|Date||14th August 2021|
|Venue||The Medway Centre, Bakewell|
|Type of Production||G&S|
|Musical Director||Gareth Edwards|
Author: Joyce Hanbury
It is very hard to envisage that a youth theatre company can cast, rehearse and perform a Gilbert and Sullivan show all within one week - but PB Theatricals do just that. I first witnessed this phenomenon in 2019 when they performed HMS Pinafore and I was then blown away, so my expectations for this production of Iolanthe were very high and, I was not disappointed.
Iolanthe is the story of a fairy who committed the capital crime (under fairy law) of marrying a mortal man. The Queen of the fairies commuted her sentence of death to banishment for life on the condition that she left her husband and never communicated with him again. Twenty-five years later the fairies convince the Queen to allow her to return where she reveals that she has a son, Strephon, who is a fairy down to his waist but has mortal legs. He has fallen in love with Phyllis, a ward of the Lord Chancellor, and wants to marry her, but, there is a problem as all the peers in the House of Lords are fighting for her hand, including the Lord Chancellor. Strephon enlists his mother to help him win his lover’s hand by convincing the Lord Chancellor to allow him to marry. The Peers seeing him with a young woman, who is in fact his mother (fairies do not age, and so Iolanthe looks to be a girl of seventeen), try to convince Phyllis that her love is being unfaithful, and as a punishment, the Fairy Queen, makes Strephon a Member of Parliament, magically able to pass any bill he wants. In the meantime, the fairies all fall in love with the Peers and the Fairy Queen finds herself with a political and moral mess on her hands but the Lord Chancellor suggests the the law be amended so that it is a crime for any fairy not to marry a mortal. The Queen happily selects a mortal for herself and invites everyone to join her in Fairyland.

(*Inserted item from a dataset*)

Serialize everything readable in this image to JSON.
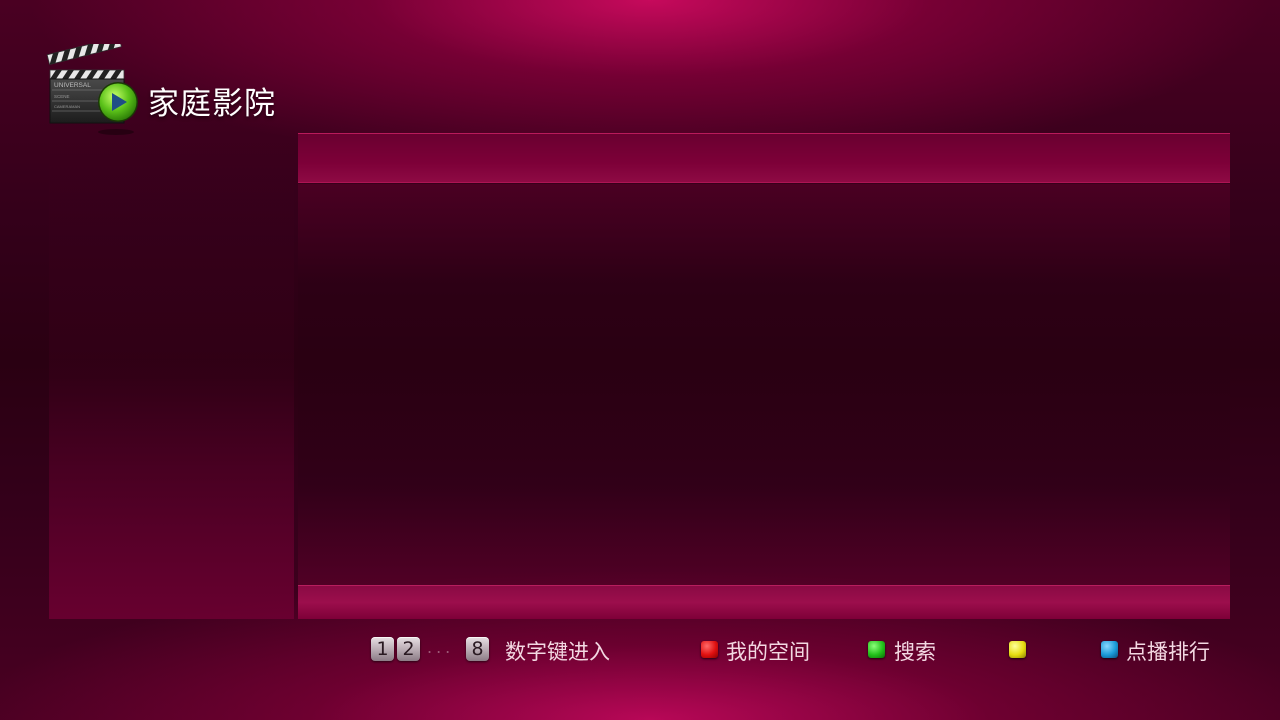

There were no elaborate sets or props just decorated painted flats with two triangular ones used to depict different locations and in the absence of the usual tiering the audience and actors were all on the same level in this vey small auditorium. There was no orchestra, only a pianist, but what an accomplished pianist - Amy Bladon was just excellent.

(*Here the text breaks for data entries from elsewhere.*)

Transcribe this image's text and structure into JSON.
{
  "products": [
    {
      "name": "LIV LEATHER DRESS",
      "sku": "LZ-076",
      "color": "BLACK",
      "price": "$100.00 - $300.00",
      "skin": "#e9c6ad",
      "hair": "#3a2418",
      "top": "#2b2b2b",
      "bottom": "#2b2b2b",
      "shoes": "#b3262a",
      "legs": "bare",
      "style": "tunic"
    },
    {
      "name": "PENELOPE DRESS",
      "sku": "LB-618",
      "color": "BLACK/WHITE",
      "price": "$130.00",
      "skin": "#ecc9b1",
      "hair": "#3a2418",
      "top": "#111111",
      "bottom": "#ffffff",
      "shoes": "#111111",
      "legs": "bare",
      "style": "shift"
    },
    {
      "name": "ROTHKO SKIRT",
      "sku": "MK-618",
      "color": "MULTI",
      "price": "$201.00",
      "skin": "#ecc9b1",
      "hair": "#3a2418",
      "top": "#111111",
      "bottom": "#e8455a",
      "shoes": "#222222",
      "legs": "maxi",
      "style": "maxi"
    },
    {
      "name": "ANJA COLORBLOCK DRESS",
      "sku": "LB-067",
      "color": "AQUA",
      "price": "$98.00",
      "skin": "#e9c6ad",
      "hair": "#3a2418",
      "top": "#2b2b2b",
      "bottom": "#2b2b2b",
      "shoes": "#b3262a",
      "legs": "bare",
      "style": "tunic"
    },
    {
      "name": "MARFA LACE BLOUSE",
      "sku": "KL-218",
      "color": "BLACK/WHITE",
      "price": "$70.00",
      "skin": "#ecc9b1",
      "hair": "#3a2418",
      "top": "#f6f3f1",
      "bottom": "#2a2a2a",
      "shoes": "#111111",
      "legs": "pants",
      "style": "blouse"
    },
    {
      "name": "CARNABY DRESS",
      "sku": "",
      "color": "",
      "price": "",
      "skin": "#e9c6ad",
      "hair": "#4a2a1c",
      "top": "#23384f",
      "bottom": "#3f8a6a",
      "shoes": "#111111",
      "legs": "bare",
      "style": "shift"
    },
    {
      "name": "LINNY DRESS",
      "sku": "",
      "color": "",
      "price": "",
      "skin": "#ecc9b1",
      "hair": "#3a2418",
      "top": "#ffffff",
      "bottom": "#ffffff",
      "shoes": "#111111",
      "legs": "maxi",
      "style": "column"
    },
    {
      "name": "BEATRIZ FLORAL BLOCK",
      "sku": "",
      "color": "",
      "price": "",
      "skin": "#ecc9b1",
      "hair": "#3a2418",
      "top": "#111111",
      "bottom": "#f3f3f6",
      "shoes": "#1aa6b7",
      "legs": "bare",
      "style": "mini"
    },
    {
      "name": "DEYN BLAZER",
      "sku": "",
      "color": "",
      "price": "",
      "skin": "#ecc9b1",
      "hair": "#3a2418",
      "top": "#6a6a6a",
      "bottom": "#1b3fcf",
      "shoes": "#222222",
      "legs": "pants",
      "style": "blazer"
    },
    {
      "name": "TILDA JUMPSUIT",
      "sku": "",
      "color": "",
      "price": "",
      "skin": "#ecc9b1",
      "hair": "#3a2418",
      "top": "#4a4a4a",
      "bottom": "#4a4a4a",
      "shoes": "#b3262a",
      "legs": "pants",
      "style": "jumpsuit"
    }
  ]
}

To begin with there was a large calendar on the stage showing 2020 with cancelled written across it and cast members came from all directions looking totally distraught. Then appeared 2021 and everyone began to jump for joy as they realised that things had changed and so as it were, on with the show!

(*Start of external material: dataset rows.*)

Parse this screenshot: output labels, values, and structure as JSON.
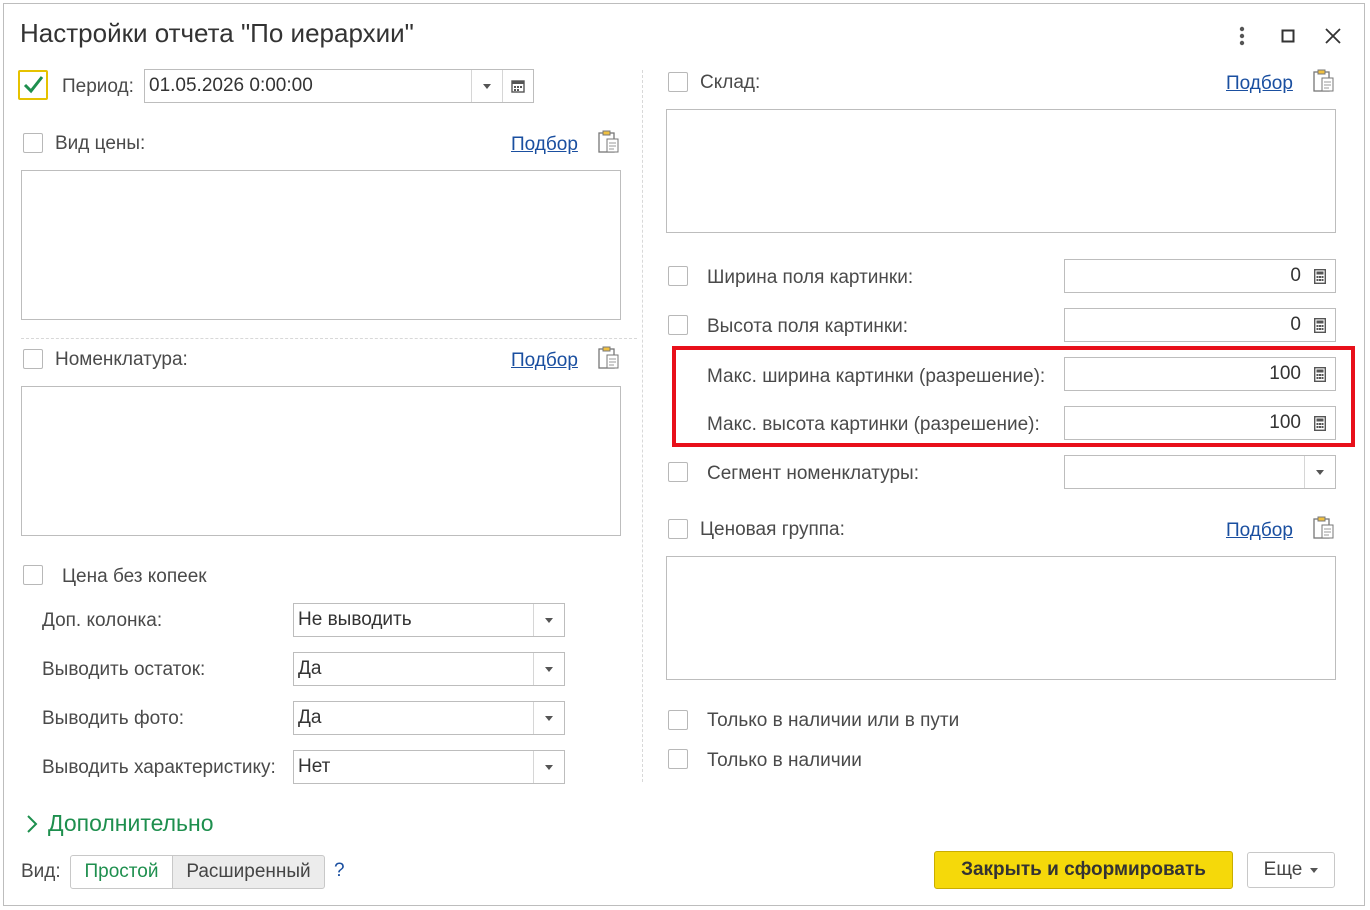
{
  "window": {
    "title": "Настройки отчета \"По иерархии\"",
    "more_icon": "vertical-dots-icon",
    "maximize_icon": "maximize-icon",
    "close_icon": "close-icon"
  },
  "left": {
    "period": {
      "label": "Период:",
      "value": "01.05.2026  0:00:00",
      "checked": true
    },
    "price_type": {
      "label": "Вид цены:",
      "pick_link": "Подбор",
      "checked": false
    },
    "nomenclature": {
      "label": "Номенклатура:",
      "pick_link": "Подбор",
      "checked": false
    },
    "no_kopecks": {
      "label": "Цена без копеек",
      "checked": false
    },
    "settings": [
      {
        "label": "Доп. колонка:",
        "value": "Не выводить"
      },
      {
        "label": "Выводить остаток:",
        "value": "Да"
      },
      {
        "label": "Выводить фото:",
        "value": "Да"
      },
      {
        "label": "Выводить характеристику:",
        "value": "Нет"
      }
    ]
  },
  "right": {
    "warehouse": {
      "label": "Склад:",
      "pick_link": "Подбор",
      "checked": false
    },
    "image_width": {
      "label": "Ширина поля картинки:",
      "value": "0",
      "checked": false
    },
    "image_height": {
      "label": "Высота поля картинки:",
      "value": "0",
      "checked": false
    },
    "max_width": {
      "label": "Макс. ширина картинки (разрешение):",
      "value": "100"
    },
    "max_height": {
      "label": "Макс. высота картинки (разрешение):",
      "value": "100"
    },
    "segment": {
      "label": "Сегмент номенклатуры:",
      "value": "",
      "checked": false
    },
    "price_group": {
      "label": "Ценовая группа:",
      "pick_link": "Подбор",
      "checked": false
    },
    "in_stock_or_transit": {
      "label": "Только в наличии или в пути",
      "checked": false
    },
    "in_stock": {
      "label": "Только в наличии",
      "checked": false
    }
  },
  "extra": {
    "label": "Дополнительно"
  },
  "footer": {
    "view_label": "Вид:",
    "view_simple": "Простой",
    "view_extended": "Расширенный",
    "help": "?",
    "submit": "Закрыть и сформировать",
    "more": "Еще"
  },
  "colors": {
    "accent_yellow": "#f5d90a",
    "highlight_red": "#e8101a",
    "link_blue": "#1a4fa0",
    "green": "#1e8f4e"
  }
}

In the title role Ellie Taylor was delightful and her beautiful singing of ‘My lord, a suppliant at your feet’ was enchanting. As the Lord Chancellor Aiden Turner totally commanded the stage as befits the role and gave a fine rendition of ‘Love unrequited robs me of my rest’. Lou-Anne Binns was so impressively regal as the Queen of the Fairies. Her fabulous powerful singing voice together with her great acting skills were exceptional. I loved the scene where she was flirting with Private Willis, well played by George Taylor, who never flinched so much as an eyelid during her amorous advances. A splendid performance came from Sam Higginbottom as Strephon and Liddy Buswell was charmingly feisty as Phyllis. Sam and Liddy both excelled in acting and singing. Two outstanding performances came from Benedict Parkin as Earl of Mountararat and Jamie Benson as Earl Tolloller. They were a terrific double act playing off one another superbly. Their powerful, rich singing voices were amazing and coupled with their fine acting skills they were just brilliant. Excellent support came from the three main fairies Olivia Irving-Wilson (Celia), Katy Beale (Leila) and Rihannah Lomas (Fleta). All three were enchanting and their singing, and acting skills were sublime as too, were those of the delightful Fairy Chorus including Lie Jennings - who performed a beautiful solo dance as Glinda. The glorious singing from the Chorus of Peers was top-notch, especially evident in ‘Loudly let the trumpet bray’ where their strident entrance was magnificent. Both the Fairies and the Peers were totally involved with events and their disciplined interactions to them were first-rate. I must say, that the singing from all the soloists, small groupings and full harmonious chorus numbers was absolutely awesome. Costumes were basic but were in keeping with the traditional concepts of the show. It is quite unbelievable that this production was put together in just one week, so praise indeed must go to the whole of the Production Team, to the Director, Pamela Leighton-Bilik, the Musical Director, Gareth Edwards and of course, to the wonderful and extremely talented young cast.